JACKSON — Wesley Ellis is a professional photographer, husband, dad and all-around nice guy. No one would mistake him for a female, yet his 1998 diploma is from Mississippi University for Women.
“Being a male grad from the W, it has never hindered my ability to get a job,” Ellis, 35, said last week from his photography studio in Forest.
Mississippi University for Women has been enrolling men for more than 25 years, and administrators say it’s time to choose a new name that better reflects the mission of the campus in Columbus. Men made up about 16 percent of the nearly 2,400 students last fall, the most recent statistics available.
MUW president Claudia Limbert will announce her choice for a new school name on the campus Monday, though she doesn’t have final say in re-branding the school. A majority of the 12-member state College Board must agree on a new name, and the board’s recommendation will be forwarded to the 174-member state Legislature in January.

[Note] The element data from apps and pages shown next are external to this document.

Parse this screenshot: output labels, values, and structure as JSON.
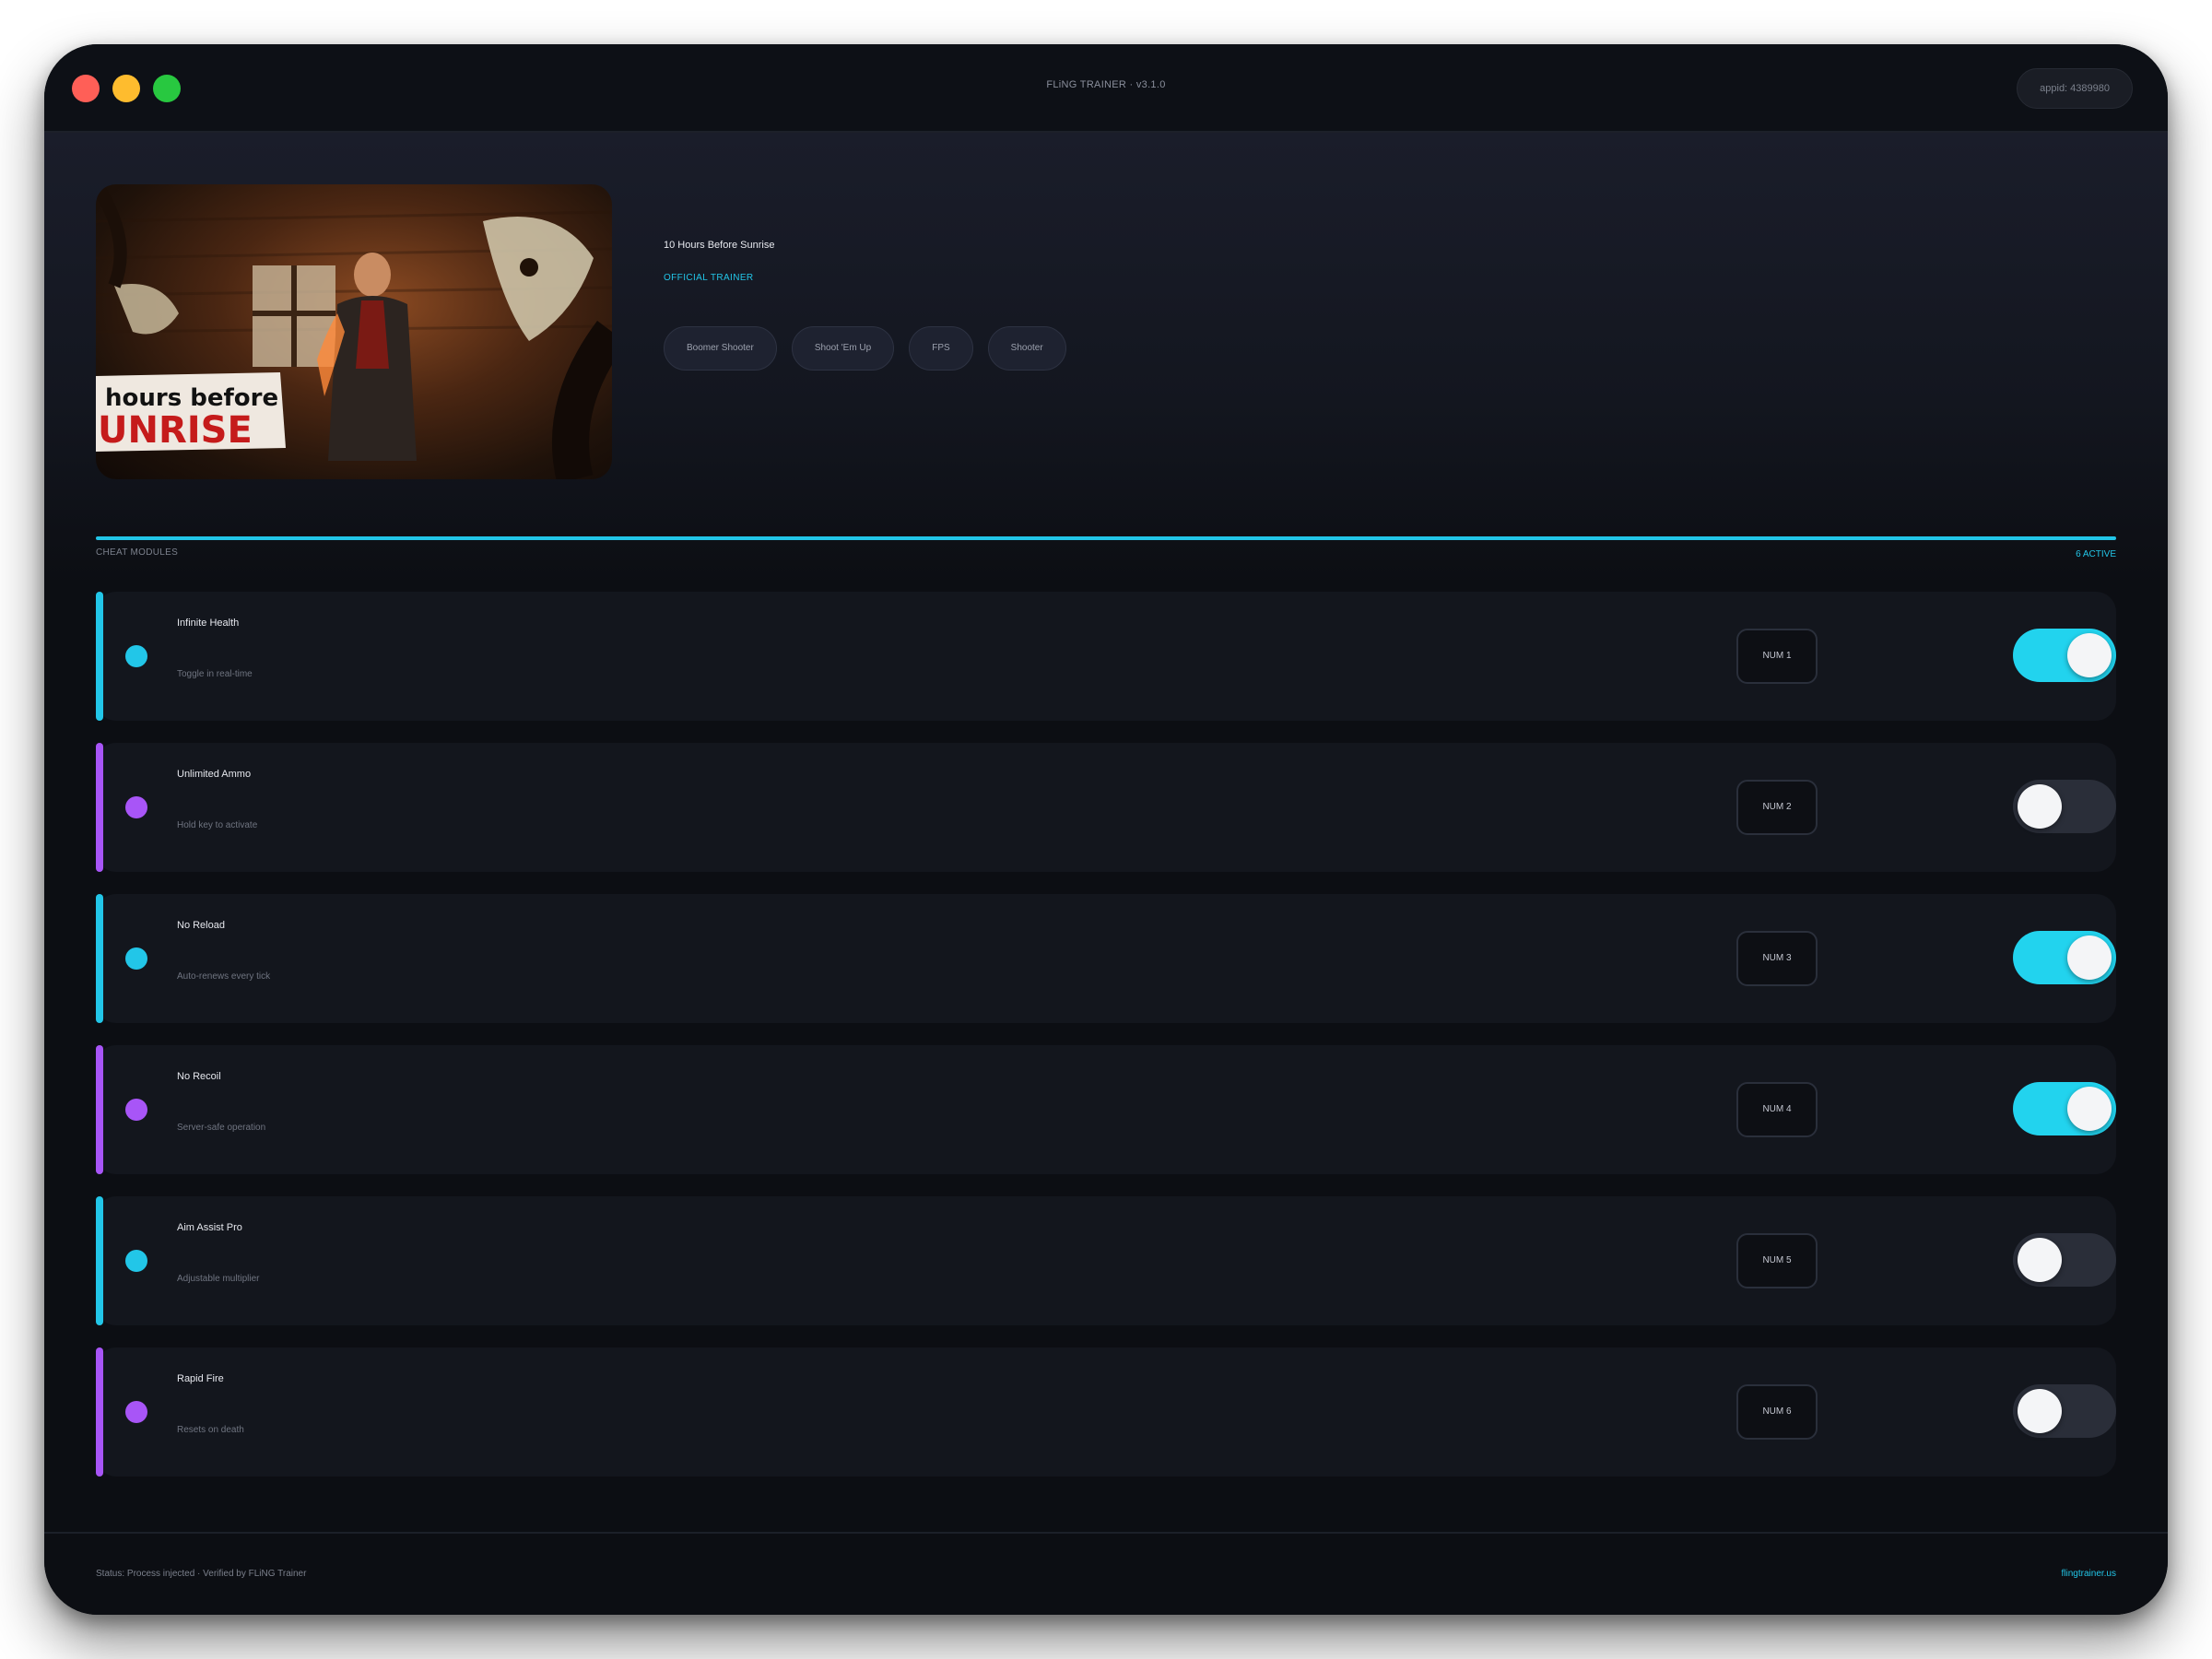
{
  "window": {
    "title": "FLiNG TRAINER · v3.1.0",
    "appid": "appid: 4389980"
  },
  "game": {
    "title": "10 Hours Before Sunrise",
    "badge": "OFFICIAL TRAINER",
    "cover_text_line1": "hours before",
    "cover_text_line2": "UNRISE",
    "tags": [
      "Boomer Shooter",
      "Shoot 'Em Up",
      "FPS",
      "Shooter"
    ]
  },
  "modules": {
    "section_label": "CHEAT MODULES",
    "active_count": "6 ACTIVE",
    "items": [
      {
        "name": "Infinite Health",
        "desc": "Toggle in real-time",
        "key": "NUM 1",
        "enabled": true,
        "accent": "#22c6e8"
      },
      {
        "name": "Unlimited Ammo",
        "desc": "Hold key to activate",
        "key": "NUM 2",
        "enabled": false,
        "accent": "#a855f7"
      },
      {
        "name": "No Reload",
        "desc": "Auto-renews every tick",
        "key": "NUM 3",
        "enabled": true,
        "accent": "#22c6e8"
      },
      {
        "name": "No Recoil",
        "desc": "Server-safe operation",
        "key": "NUM 4",
        "enabled": true,
        "accent": "#a855f7"
      },
      {
        "name": "Aim Assist Pro",
        "desc": "Adjustable multiplier",
        "key": "NUM 5",
        "enabled": false,
        "accent": "#22c6e8"
      },
      {
        "name": "Rapid Fire",
        "desc": "Resets on death",
        "key": "NUM 6",
        "enabled": false,
        "accent": "#a855f7"
      }
    ]
  },
  "footer": {
    "status": "Status: Process injected · Verified by FLiNG Trainer",
    "site": "flingtrainer.us"
  }
}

Those with inside knowledge of the process say Limbert’s recommendation will be Reneau University, after Sallie Eola Reneau.
In 1856, the outspoken 18-year-old Reneau wrote to Mississippi Gov. John J. McRae and urged the state to establish a public female college to educate “the indigent and the opulent.” Legislators endorsed her plan, but didn’t put any money into it for decades. The school finally opened in October 1885.
Business groups, including the statewide Mississippi Economic Council, have been working with Limbert to promote a name change in hopes of helping MUW boost enrollment.
Read more in Sunday’s Daily Journal newspaper.
Emily Wagster Pettus/The Associated Press